National Public Lands Day & the North Cascades

Adopt-a-Crag event at Newhalem climbing crag, Washington.

What do our public lands mean to you? For many they are a place to recreate. Others go to find solace from the stresses of life, while some people identify public lands as their workplace. Although we may have different reasons for heading out to these lands, we all share one commonality: we all own them and have a stake in making sure that these lands remain healthy and accessible for future generations.

This year, National Public Lands Day occurred on Sept. 26. To celebrate this day, the indoor climbing team kids from Vertical World a climbing gym in Seattle, Wash., came to North Cascades National Park to volunteer for a stewardship and restoration project at the Newhalem climbing crag.

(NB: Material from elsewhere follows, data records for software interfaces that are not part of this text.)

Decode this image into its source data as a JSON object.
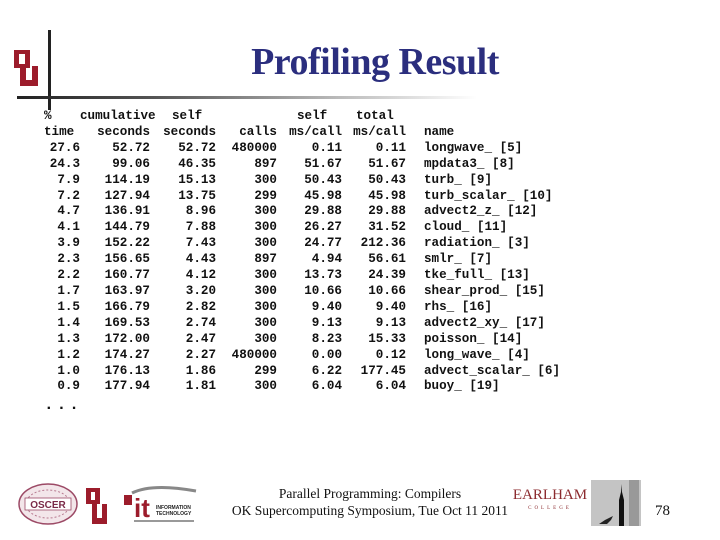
{
  "slide": {
    "title": "Profiling Result",
    "page_number": "78",
    "footer_line1": "Parallel Programming: Compilers",
    "footer_line2": "OK Supercomputing Symposium, Tue Oct 11 2011",
    "ellipsis": "...",
    "colors": {
      "title": "#2b2e7e",
      "ou_crimson": "#9c1c2b",
      "earlham": "#8b2a2e"
    }
  },
  "logos": {
    "oscer": "OSCER",
    "it_label1": "INFORMATION",
    "it_label2": "TECHNOLOGY",
    "earlham_name": "EARLHAM",
    "earlham_sub": "COLLEGE"
  },
  "profile": {
    "header1": [
      "%",
      "cumulative",
      "self",
      "",
      "self",
      "total",
      ""
    ],
    "header2": [
      "time",
      "seconds",
      "seconds",
      "calls",
      "ms/call",
      "ms/call",
      "name"
    ],
    "rows": [
      [
        "27.6",
        "52.72",
        "52.72",
        "480000",
        "0.11",
        "0.11",
        "longwave_ [5]"
      ],
      [
        "24.3",
        "99.06",
        "46.35",
        "897",
        "51.67",
        "51.67",
        "mpdata3_ [8]"
      ],
      [
        "7.9",
        "114.19",
        "15.13",
        "300",
        "50.43",
        "50.43",
        "turb_ [9]"
      ],
      [
        "7.2",
        "127.94",
        "13.75",
        "299",
        "45.98",
        "45.98",
        "turb_scalar_ [10]"
      ],
      [
        "4.7",
        "136.91",
        "8.96",
        "300",
        "29.88",
        "29.88",
        "advect2_z_ [12]"
      ],
      [
        "4.1",
        "144.79",
        "7.88",
        "300",
        "26.27",
        "31.52",
        "cloud_ [11]"
      ],
      [
        "3.9",
        "152.22",
        "7.43",
        "300",
        "24.77",
        "212.36",
        "radiation_ [3]"
      ],
      [
        "2.3",
        "156.65",
        "4.43",
        "897",
        "4.94",
        "56.61",
        "smlr_ [7]"
      ],
      [
        "2.2",
        "160.77",
        "4.12",
        "300",
        "13.73",
        "24.39",
        "tke_full_ [13]"
      ],
      [
        "1.7",
        "163.97",
        "3.20",
        "300",
        "10.66",
        "10.66",
        "shear_prod_ [15]"
      ],
      [
        "1.5",
        "166.79",
        "2.82",
        "300",
        "9.40",
        "9.40",
        "rhs_ [16]"
      ],
      [
        "1.4",
        "169.53",
        "2.74",
        "300",
        "9.13",
        "9.13",
        "advect2_xy_ [17]"
      ],
      [
        "1.3",
        "172.00",
        "2.47",
        "300",
        "8.23",
        "15.33",
        "poisson_ [14]"
      ],
      [
        "1.2",
        "174.27",
        "2.27",
        "480000",
        "0.00",
        "0.12",
        "long_wave_ [4]"
      ],
      [
        "1.0",
        "176.13",
        "1.86",
        "299",
        "6.22",
        "177.45",
        "advect_scalar_ [6]"
      ],
      [
        "0.9",
        "177.94",
        "1.81",
        "300",
        "6.04",
        "6.04",
        "buoy_ [19]"
      ]
    ]
  }
}
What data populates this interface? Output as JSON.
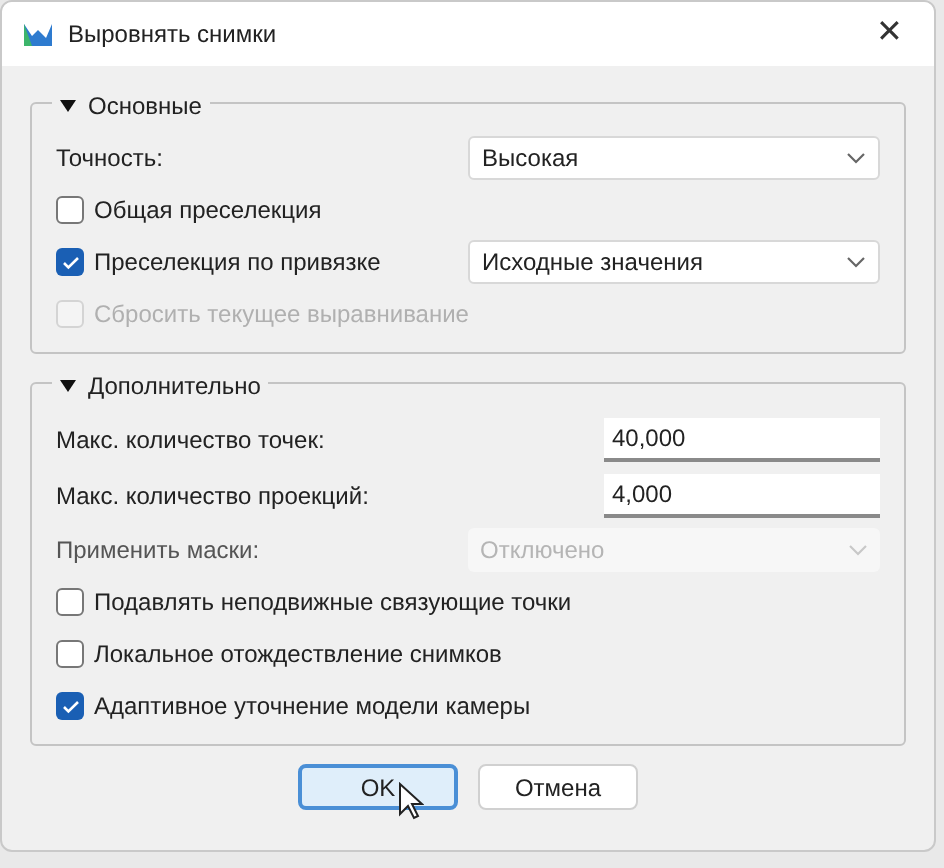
{
  "window": {
    "title": "Выровнять снимки",
    "close": "✕"
  },
  "sections": [
    {
      "title": "Основные",
      "expanded": true,
      "rows": [
        {
          "kind": "select",
          "label": "Точность:",
          "value": "Высокая",
          "disabled": false
        },
        {
          "kind": "checkbox",
          "label": "Общая преселекция",
          "checked": false,
          "disabled": false
        },
        {
          "kind": "checkbox_select",
          "label": "Преселекция по привязке",
          "checked": true,
          "disabled": false,
          "value": "Исходные значения"
        },
        {
          "kind": "checkbox",
          "label": "Сбросить текущее выравнивание",
          "checked": false,
          "disabled": true
        }
      ]
    },
    {
      "title": "Дополнительно",
      "expanded": true,
      "rows": [
        {
          "kind": "field",
          "label": "Макс. количество точек:",
          "value": "40,000"
        },
        {
          "kind": "field",
          "label": "Макс. количество проекций:",
          "value": "4,000"
        },
        {
          "kind": "select",
          "label": "Применить маски:",
          "value": "Отключено",
          "disabled": true
        },
        {
          "kind": "checkbox",
          "label": "Подавлять неподвижные связующие точки",
          "checked": false,
          "disabled": false
        },
        {
          "kind": "checkbox",
          "label": "Локальное отождествление снимков",
          "checked": false,
          "disabled": false
        },
        {
          "kind": "checkbox",
          "label": "Адаптивное уточнение модели камеры",
          "checked": true,
          "disabled": false
        }
      ]
    }
  ],
  "buttons": [
    {
      "label": "OK",
      "default": true
    },
    {
      "label": "Отмена",
      "default": false
    }
  ]
}
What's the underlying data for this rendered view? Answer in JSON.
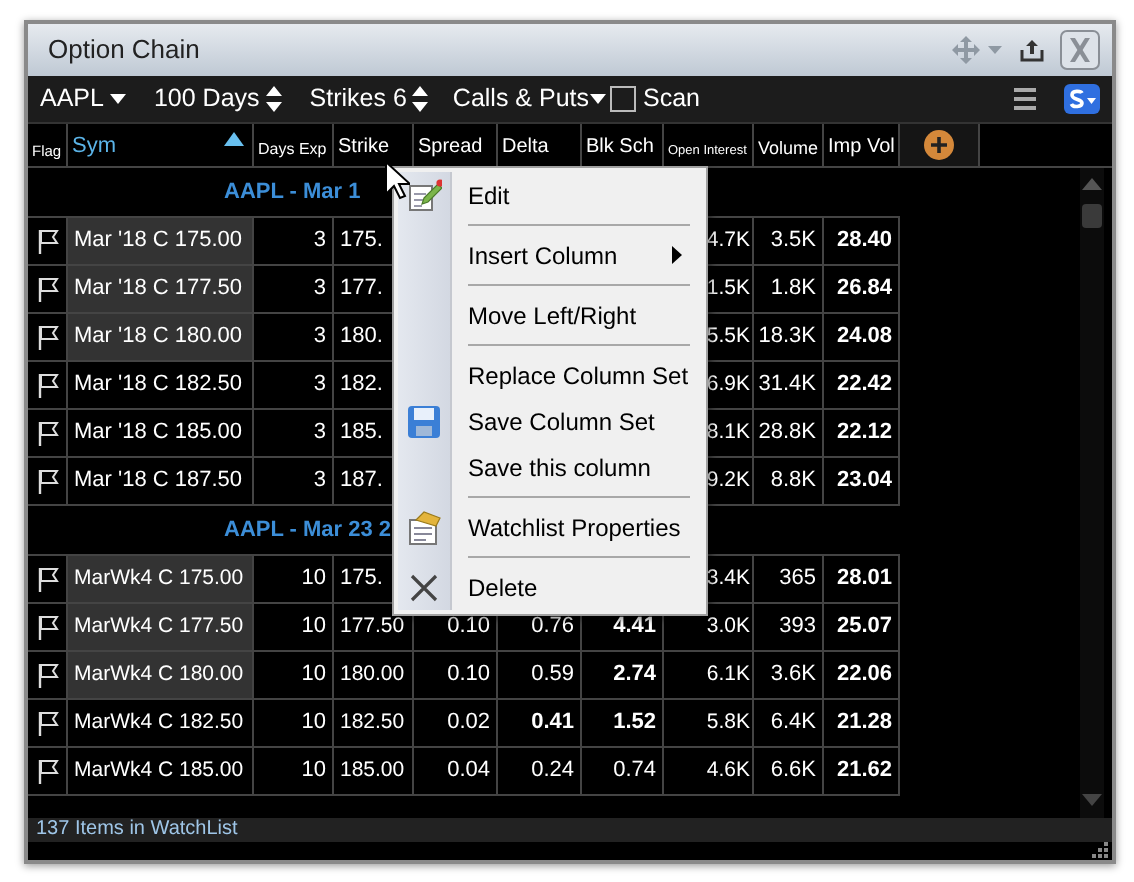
{
  "window": {
    "title": "Option Chain"
  },
  "toolbar": {
    "symbol": "AAPL",
    "days": "100 Days",
    "strikes": "Strikes 6",
    "option_type": "Calls & Puts",
    "scan": {
      "label": "Scan",
      "checked": false
    }
  },
  "columns": [
    {
      "label": "Flag",
      "sorted": false
    },
    {
      "label": "Sym",
      "sorted": true
    },
    {
      "label": "Days Exp",
      "sorted": false
    },
    {
      "label": "Strike",
      "sorted": false
    },
    {
      "label": "Spread",
      "sorted": false
    },
    {
      "label": "Delta",
      "sorted": false
    },
    {
      "label": "Blk Sch",
      "sorted": false
    },
    {
      "label": "Open Interest",
      "sorted": false
    },
    {
      "label": "Volume",
      "sorted": false
    },
    {
      "label": "Imp Vol",
      "sorted": false
    }
  ],
  "groups": [
    {
      "title": "AAPL - Mar 1",
      "rows": [
        {
          "highlighted": true,
          "cells": [
            {
              "text": "Mar '18 C 175.00",
              "bold": false
            },
            {
              "text": "3",
              "bold": false
            },
            {
              "text": "175.",
              "bold": false
            },
            null,
            null,
            null,
            {
              "text": "4.7K",
              "bold": false
            },
            {
              "text": "3.5K",
              "bold": false
            },
            {
              "text": "28.40",
              "bold": true
            }
          ]
        },
        {
          "highlighted": true,
          "cells": [
            {
              "text": "Mar '18 C 177.50",
              "bold": false
            },
            {
              "text": "3",
              "bold": false
            },
            {
              "text": "177.",
              "bold": false
            },
            null,
            null,
            null,
            {
              "text": "1.5K",
              "bold": false
            },
            {
              "text": "1.8K",
              "bold": false
            },
            {
              "text": "26.84",
              "bold": true
            }
          ]
        },
        {
          "highlighted": true,
          "cells": [
            {
              "text": "Mar '18 C 180.00",
              "bold": false
            },
            {
              "text": "3",
              "bold": false
            },
            {
              "text": "180.",
              "bold": false
            },
            null,
            null,
            null,
            {
              "text": "5.5K",
              "bold": false
            },
            {
              "text": "18.3K",
              "bold": false
            },
            {
              "text": "24.08",
              "bold": true
            }
          ]
        },
        {
          "highlighted": false,
          "cells": [
            {
              "text": "Mar '18 C 182.50",
              "bold": false
            },
            {
              "text": "3",
              "bold": false
            },
            {
              "text": "182.",
              "bold": false
            },
            null,
            null,
            null,
            {
              "text": "6.9K",
              "bold": false
            },
            {
              "text": "31.4K",
              "bold": false
            },
            {
              "text": "22.42",
              "bold": true
            }
          ]
        },
        {
          "highlighted": false,
          "cells": [
            {
              "text": "Mar '18 C 185.00",
              "bold": false
            },
            {
              "text": "3",
              "bold": false
            },
            {
              "text": "185.",
              "bold": false
            },
            null,
            null,
            null,
            {
              "text": "8.1K",
              "bold": false
            },
            {
              "text": "28.8K",
              "bold": false
            },
            {
              "text": "22.12",
              "bold": true
            }
          ]
        },
        {
          "highlighted": false,
          "cells": [
            {
              "text": "Mar '18 C 187.50",
              "bold": false
            },
            {
              "text": "3",
              "bold": false
            },
            {
              "text": "187.",
              "bold": false
            },
            null,
            null,
            null,
            {
              "text": "9.2K",
              "bold": false
            },
            {
              "text": "8.8K",
              "bold": false
            },
            {
              "text": "23.04",
              "bold": true
            }
          ]
        }
      ]
    },
    {
      "title": "AAPL - Mar 23 2",
      "rows": [
        {
          "highlighted": true,
          "cells": [
            {
              "text": "MarWk4 C 175.00",
              "bold": false
            },
            {
              "text": "10",
              "bold": false
            },
            {
              "text": "175.",
              "bold": false
            },
            null,
            null,
            null,
            {
              "text": "3.4K",
              "bold": false
            },
            {
              "text": "365",
              "bold": false
            },
            {
              "text": "28.01",
              "bold": true
            }
          ]
        },
        {
          "highlighted": true,
          "cells": [
            {
              "text": "MarWk4 C 177.50",
              "bold": false
            },
            {
              "text": "10",
              "bold": false
            },
            {
              "text": "177.50",
              "bold": false
            },
            {
              "text": "0.10",
              "bold": false
            },
            {
              "text": "0.76",
              "bold": false
            },
            {
              "text": "4.41",
              "bold": true
            },
            {
              "text": "3.0K",
              "bold": false
            },
            {
              "text": "393",
              "bold": false
            },
            {
              "text": "25.07",
              "bold": true
            }
          ]
        },
        {
          "highlighted": true,
          "cells": [
            {
              "text": "MarWk4 C 180.00",
              "bold": false
            },
            {
              "text": "10",
              "bold": false
            },
            {
              "text": "180.00",
              "bold": false
            },
            {
              "text": "0.10",
              "bold": false
            },
            {
              "text": "0.59",
              "bold": false
            },
            {
              "text": "2.74",
              "bold": true
            },
            {
              "text": "6.1K",
              "bold": false
            },
            {
              "text": "3.6K",
              "bold": false
            },
            {
              "text": "22.06",
              "bold": true
            }
          ]
        },
        {
          "highlighted": false,
          "cells": [
            {
              "text": "MarWk4 C 182.50",
              "bold": false
            },
            {
              "text": "10",
              "bold": false
            },
            {
              "text": "182.50",
              "bold": false
            },
            {
              "text": "0.02",
              "bold": false
            },
            {
              "text": "0.41",
              "bold": true
            },
            {
              "text": "1.52",
              "bold": true
            },
            {
              "text": "5.8K",
              "bold": false
            },
            {
              "text": "6.4K",
              "bold": false
            },
            {
              "text": "21.28",
              "bold": true
            }
          ]
        },
        {
          "highlighted": false,
          "cells": [
            {
              "text": "MarWk4 C 185.00",
              "bold": false
            },
            {
              "text": "10",
              "bold": false
            },
            {
              "text": "185.00",
              "bold": false
            },
            {
              "text": "0.04",
              "bold": false
            },
            {
              "text": "0.24",
              "bold": false
            },
            {
              "text": "0.74",
              "bold": false
            },
            {
              "text": "4.6K",
              "bold": false
            },
            {
              "text": "6.6K",
              "bold": false
            },
            {
              "text": "21.62",
              "bold": true
            }
          ]
        }
      ]
    }
  ],
  "status_bar": "137 Items in WatchList",
  "context_menu": [
    {
      "kind": "edit",
      "label": "Edit",
      "submenu": false
    },
    {
      "kind": "separator"
    },
    {
      "kind": "item",
      "label": "Insert Column",
      "submenu": true
    },
    {
      "kind": "separator"
    },
    {
      "kind": "item",
      "label": "Move Left/Right",
      "submenu": false
    },
    {
      "kind": "separator"
    },
    {
      "kind": "item",
      "label": "Replace Column Set",
      "submenu": false
    },
    {
      "kind": "save",
      "label": "Save Column Set",
      "submenu": false
    },
    {
      "kind": "item",
      "label": "Save this column",
      "submenu": false
    },
    {
      "kind": "separator"
    },
    {
      "kind": "properties",
      "label": "Watchlist Properties",
      "submenu": false
    },
    {
      "kind": "separator"
    },
    {
      "kind": "delete",
      "label": "Delete",
      "submenu": false
    }
  ]
}
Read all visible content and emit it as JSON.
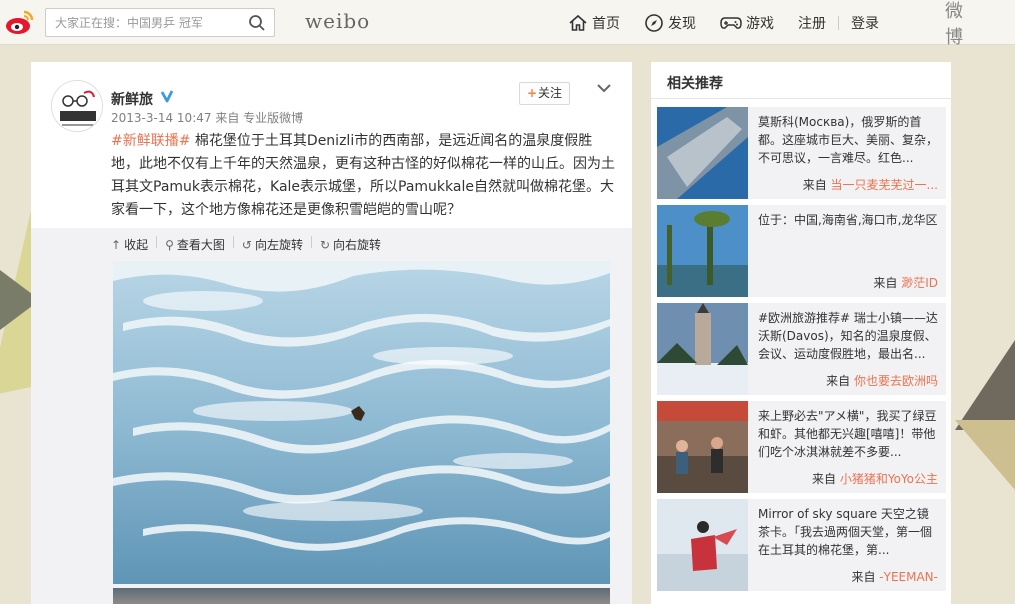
{
  "header": {
    "search_placeholder": "大家正在搜：中国男乒 冠军",
    "brand": "weibo",
    "nav": [
      {
        "label": "首页",
        "icon": "home-icon"
      },
      {
        "label": "发现",
        "icon": "compass-icon"
      },
      {
        "label": "游戏",
        "icon": "gamepad-icon"
      }
    ],
    "register": "注册",
    "login": "登录",
    "weibo_cn": "微博"
  },
  "post": {
    "author": "新鲜旅",
    "meta": "2013-3-14 10:47 来自 专业版微博",
    "follow_label": "关注",
    "hashtag": "#新鲜联播#",
    "body": " 棉花堡位于土耳其Denizli市的西南部，是远近闻名的温泉度假胜地，此地不仅有上千年的天然温泉，更有这种古怪的好似棉花一样的山丘。因为土耳其文Pamuk表示棉花，Kale表示城堡，所以Pamukkale自然就叫做棉花堡。大家看一下，这个地方像棉花还是更像积雪皑皑的雪山呢？",
    "tools": [
      "收起",
      "查看大图",
      "向左旋转",
      "向右旋转"
    ]
  },
  "side": {
    "title": "相关推荐",
    "from_prefix": "来自",
    "items": [
      {
        "desc": "莫斯科(Москва)，俄罗斯的首都。这座城市巨大、美丽、复杂，不可思议，一言难尽。红色...",
        "source": "当一只麦芜芜过一..."
      },
      {
        "desc": "位于：中国,海南省,海口市,龙华区",
        "source": "渺茫ID"
      },
      {
        "desc": "#欧洲旅游推荐# 瑞士小镇——达沃斯(Davos)，知名的温泉度假、会议、运动度假胜地，最出名...",
        "source": "你也要去欧洲吗"
      },
      {
        "desc": "来上野必去\"アメ横\"，我买了绿豆和虾。其他都无兴趣[嘻嘻]！带他们吃个冰淇淋就差不多要...",
        "source": "小猪猪和YoYo公主"
      },
      {
        "desc": "Mirror of sky square 天空之镜 茶卡。「我去過两個天堂，第一個在土耳其的棉花堡，第...",
        "source": "-YEEMAN-"
      }
    ]
  },
  "colors": {
    "accent": "#eb7350",
    "follow_plus": "#ff8140",
    "verified": "#3b9ae6"
  }
}
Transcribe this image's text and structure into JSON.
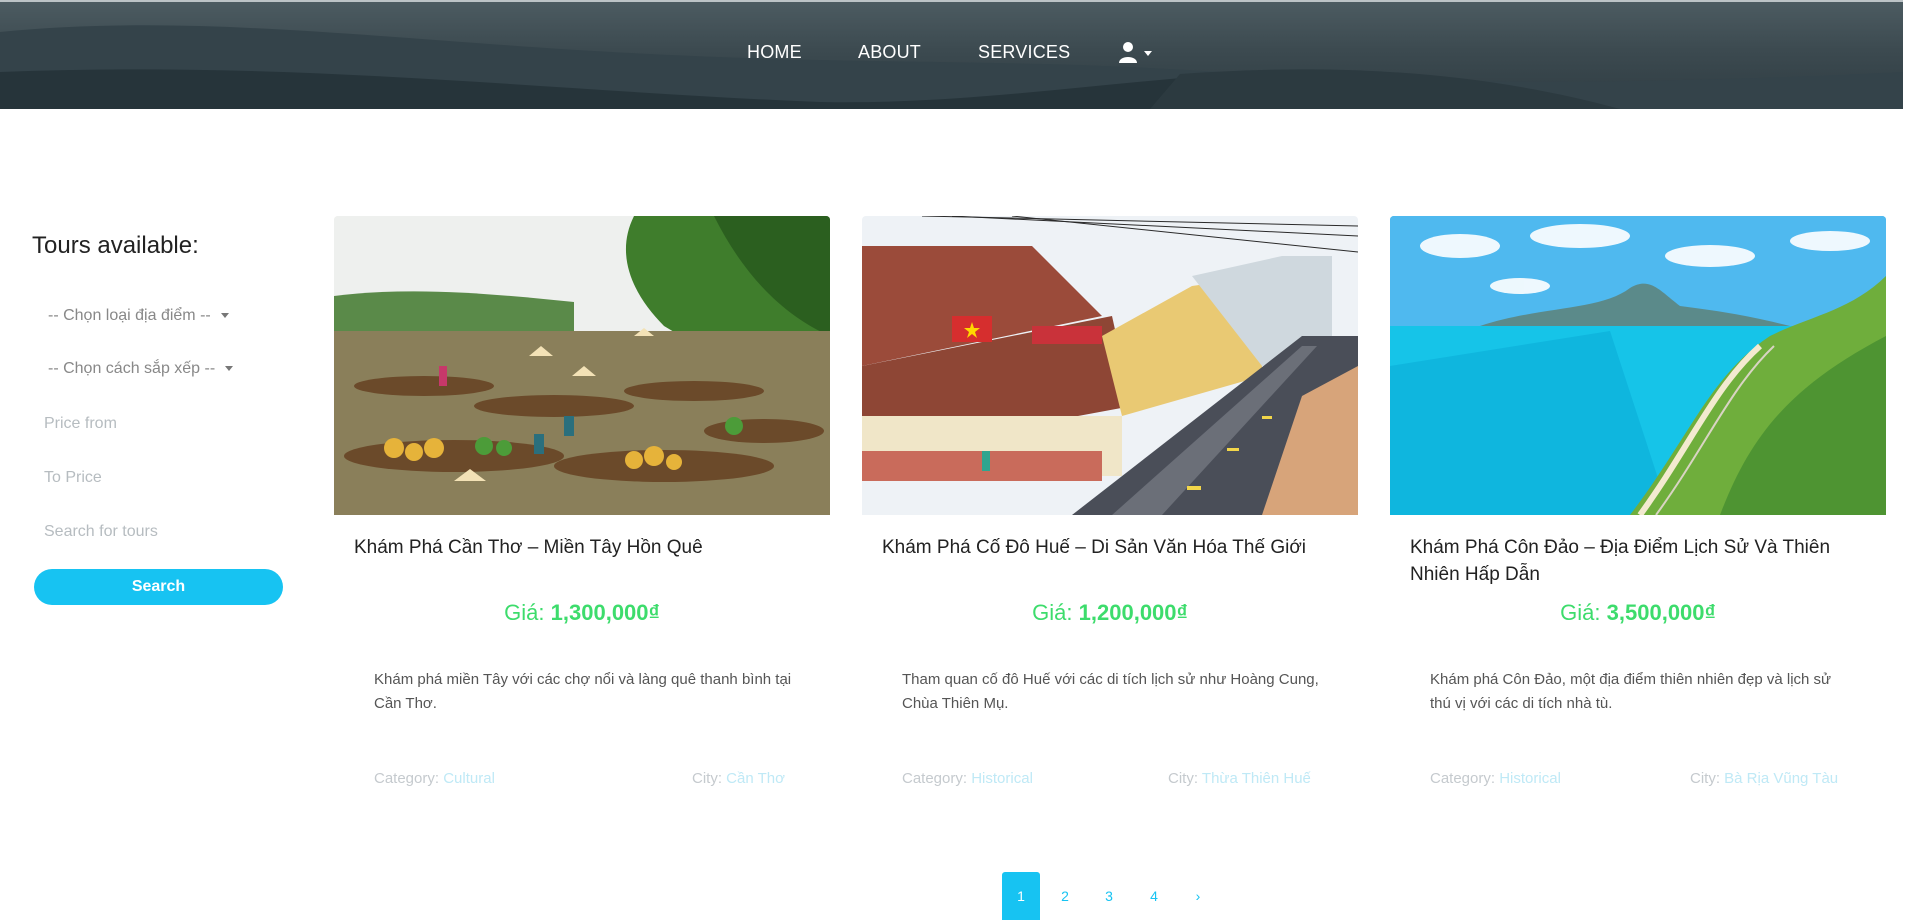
{
  "nav": {
    "home": "HOME",
    "about": "ABOUT",
    "services": "SERVICES",
    "user_icon": "user-icon",
    "dropdown_icon": "caret-down-icon"
  },
  "sidebar": {
    "title": "Tours available:",
    "place_type_select": "-- Chọn loại địa điểm --",
    "sort_select": "-- Chọn cách sắp xếp --",
    "price_from_placeholder": "Price from",
    "price_to_placeholder": "To Price",
    "search_placeholder": "Search for tours",
    "search_button": "Search"
  },
  "tours": [
    {
      "title": "Khám Phá Cần Thơ – Miền Tây Hồn Quê",
      "price_label": "Giá:",
      "price": "1,300,000₫",
      "description": "Khám phá miền Tây với các chợ nổi và làng quê thanh bình tại Cần Thơ.",
      "category_label": "Category:",
      "category": "Cultural",
      "city_label": "City:",
      "city": "Cần Thơ"
    },
    {
      "title": "Khám Phá Cố Đô Huế – Di Sản Văn Hóa Thế Giới",
      "price_label": "Giá:",
      "price": "1,200,000₫",
      "description": "Tham quan cố đô Huế với các di tích lịch sử như Hoàng Cung, Chùa Thiên Mụ.",
      "category_label": "Category:",
      "category": "Historical",
      "city_label": "City:",
      "city": "Thừa Thiên Huế"
    },
    {
      "title": "Khám Phá Côn Đảo – Địa Điểm Lịch Sử Và Thiên Nhiên Hấp Dẫn",
      "price_label": "Giá:",
      "price": "3,500,000₫",
      "description": "Khám phá Côn Đảo, một địa điểm thiên nhiên đẹp và lịch sử thú vị với các di tích nhà tù.",
      "category_label": "Category:",
      "category": "Historical",
      "city_label": "City:",
      "city": "Bà Rịa Vũng Tàu"
    }
  ],
  "pagination": {
    "pages": [
      "1",
      "2",
      "3",
      "4"
    ],
    "current": "1",
    "next": "›"
  }
}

“It's great to have kids out working to take care of their national park," said Chip Jenkins, superintendent of North Cascades National Park Service Complex. "The kids have fun, while learning how important it is to be a steward of our public lands.”

The kids and adults at the event reconstructed an access path to the Newhalem climbing crag in North Cascades National Park that had been damaged by rockfall the previous winter. Using pickaxes, shovels, Pulaskis, hoes, and other trail maintenance tools, the trail received a complete overhaul and is now clearly delineated and free from rock debris.

The climbing team also removed an invasive plant species, called Herb Robert, which is taking over the homes of native plants in the area. (Fun Fact: A member of the geranium family, “Stinky Bob” can shoot its seeds as far as 20 feet in order to reproduce!)

“While the work is being done now, this is really about tomorrow,” said Jenkins. “These kids will — more quickly than we realize — be leaders in their community. By being in the park, having fun and learning to be stewards, they will pass these experiences on to their friends, families and future generations.”

After the restoration work, the kids had fun exploring the crag, climbing routes from 5.10 (moderate difficulty) to the very difficult 5.13 rating.

“The work was really fun,” said Elly McClane, a member of the Vertical World team, “I like working with my friends and seeing the difference we can make together, plus climbing after was awesome!”

The event was co-sponsored by The Wilderness Society, North Cascades National Park, Access Fund, Vertical World, Washington Trails Association and Washington Climbers Coalition.

photo: Adopt-a-Crag event at Newhalem climbing crag, Washington.